  6. Clinical outcomes of dialysis-treated acute kidney injury patients at the university of port harcourt teaching hospital, Nigeria.

    PubMed

    Emem-Chioma, Pedro Chimezie; Alasia, Datonye Dennis; Wokoma, Friday Samuel

    2013-01-01

    Background. Acute kidney injury in adults is a common cause of hospitalization, associated with high morbidity and mortality especially in developing countries. In spite of RRT the in-hospital mortality rates remain high even in the developed countries. Though a proportion of our patients receive renal replacement therapy as part of their management, data on outcomes are sparse. Study Objective. To determine the clinical outcomes of dialysis-treated AKI in our hospital. Methods. A retrospective analysis of the clinical data of all adult AKI patients treated with haemodialysis at the University of Teaching Hospital during an interrupted six-year period was conducted. Analysis was done using SPSS version 17.0. Results. 34 males and 28 females with mean age of 41.3 ± 18.5 years were studied.

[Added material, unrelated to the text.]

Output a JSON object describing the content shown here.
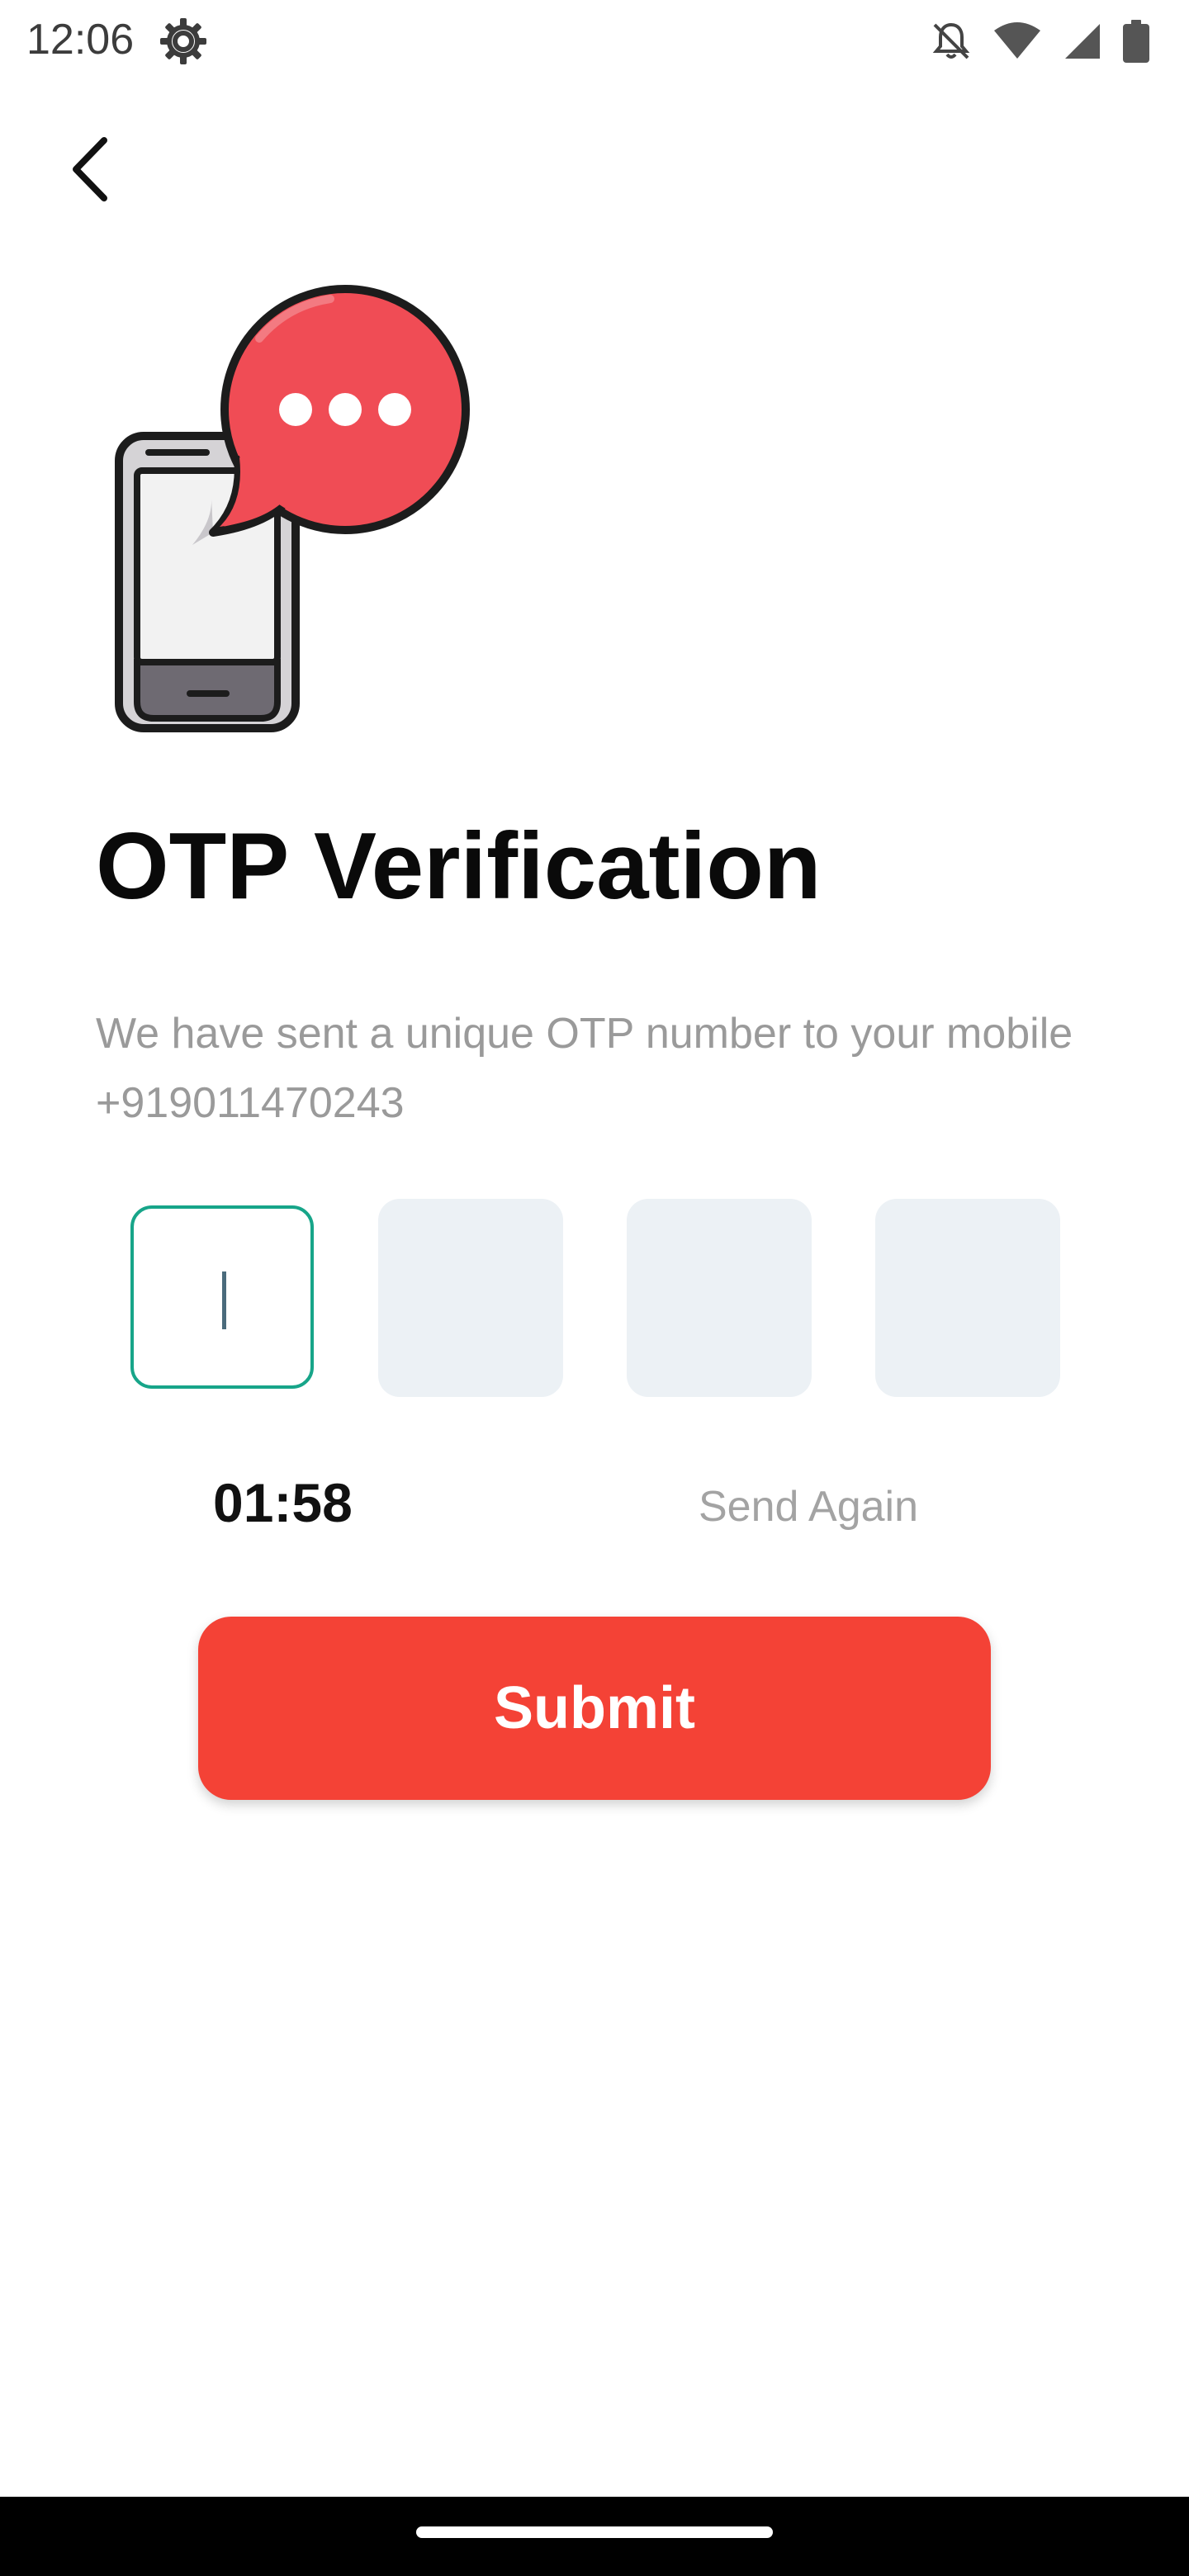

The leading causes of AKI were sepsis (22.7%), acute glomerulonephritis (20.5%), acute gastroenteritis (15.9%), a